If there is a consolation for fans of Joyce — and for book lovers in general, it’s that come next spring, both Tagore and Joyce both share a park and paths that lead directly to the front door of MoLI — the proposed Museum of Literature Ireland.
Located at Newman House and an adjoining Georgian town home standing sentinel over the square park overlooking India’s most famous literary figure, MoLI is to open next spring, paying homage to Ireland’s literary tradition and to people like Tagore who became entwined in its writers and writings.
“It’s a project that began with conversations between University College Dublin (UCD) and the National Library of Ireland,” Simon O’Connor, the director of MoLI, says. “It’s a site that is actually the originally home of UCD” before it re-located to a new sprawling campus away from the confines of St Stephen’s Green.
Joyce himself attended university and graduated from the Newman House site. More importantly, perhaps, between the collections of UCD and those of the National Library, there was a need for a new facility to showcase the remarkable treasure trove of historical and important literary works that had been amassed — a new museum that would be able to do justice to the remarkable depth and breadth of Irish literature and its reach around the world.
Arguably Joyce’s greatest work, Ulysses is often considered to be one of the great novels of the last century. All of the events take place in a single day — June 16, 1904 — and the events in the book are recreated every year on that date — Bloomsday. St Stephen’s Green is indeed mentioned as a guide to Dublin more than a century ago as you follow in the footsteps and Stephen Dedalus, Leopold Bloom and Molly Bloom.
MoLI will feature Joyce’s notebooks that detail his chaotic plot and thought process in creating Ulysses, and it also has the author’s personal priceless first edition of the novel
When MoLI opens next spring, it will a substantial visitor attraction for the literary history and culture of Dublin, O’Connor says.
So what makes Dublin such a rich literary city, with its authors able to engage with others, like Tagore, from half-way around the world more than a century ago?
“The answer to that question probably speaks to the entire artistic culture of the country,” he says. “we are an island. We have a complex colonial history. The weather’s not great. We talk a lot. We’re maudlin at times. We created our own competitive version of the colonial language — there are so many different factors. What is remarkable is that we have such influence far beyond our numbers. What’s remarkable too that so many of our writers wrote back to the country from abroad. You have Joyce who left. George Bernard Shaw. [Samuel] Beckett in France. It was always writing back, and the seeds of the writing were intertwined with the psychology of the country — with Joyce it was the psychology of the city.”
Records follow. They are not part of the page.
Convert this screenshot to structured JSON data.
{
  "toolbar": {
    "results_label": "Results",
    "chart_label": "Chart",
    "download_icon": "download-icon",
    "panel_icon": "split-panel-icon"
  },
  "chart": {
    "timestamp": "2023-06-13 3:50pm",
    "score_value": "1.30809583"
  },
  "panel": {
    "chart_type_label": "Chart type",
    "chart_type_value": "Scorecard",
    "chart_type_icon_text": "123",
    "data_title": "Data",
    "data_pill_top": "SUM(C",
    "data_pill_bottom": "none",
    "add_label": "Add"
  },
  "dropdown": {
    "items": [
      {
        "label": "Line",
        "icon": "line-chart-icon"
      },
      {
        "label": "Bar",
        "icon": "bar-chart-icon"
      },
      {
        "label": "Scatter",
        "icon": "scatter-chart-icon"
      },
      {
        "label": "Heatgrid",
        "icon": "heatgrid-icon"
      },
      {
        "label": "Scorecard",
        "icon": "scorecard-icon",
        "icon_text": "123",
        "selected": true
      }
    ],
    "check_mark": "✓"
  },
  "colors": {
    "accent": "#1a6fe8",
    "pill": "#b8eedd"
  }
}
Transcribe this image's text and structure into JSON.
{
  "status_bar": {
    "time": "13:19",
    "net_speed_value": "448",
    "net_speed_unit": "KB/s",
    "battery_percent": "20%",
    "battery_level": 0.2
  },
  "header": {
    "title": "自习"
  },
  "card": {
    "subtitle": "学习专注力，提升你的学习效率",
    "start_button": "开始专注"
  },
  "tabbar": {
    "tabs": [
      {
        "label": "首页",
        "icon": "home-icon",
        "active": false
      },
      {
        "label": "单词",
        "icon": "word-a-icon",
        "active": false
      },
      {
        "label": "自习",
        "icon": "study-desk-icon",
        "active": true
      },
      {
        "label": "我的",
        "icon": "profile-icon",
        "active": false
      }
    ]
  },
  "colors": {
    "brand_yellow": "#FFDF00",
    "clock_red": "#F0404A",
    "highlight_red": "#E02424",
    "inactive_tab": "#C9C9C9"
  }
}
And that’s where MoLI comes in.
“What’s exciting about this project is that for such a small island, we have a complete imbalanced effect on English literature,” O’Connor says, adding that it will be a perfect and exciting location now to tell that history.
“One of the things too that’s important is how much our writers have influenced other writers,” he says.
Yes, how true. But when MoLI does finally open its doors, in the park opposite where those mallards play in the reeds and weeds, the statue to India’s greatest literary figure will still pay homage to Tagore — and the Nobel laureate’s more than passing influence on another who would later receive that same honour.
Mick O’Reilly is the Gulf News Foreign Correspondent based in Madrid.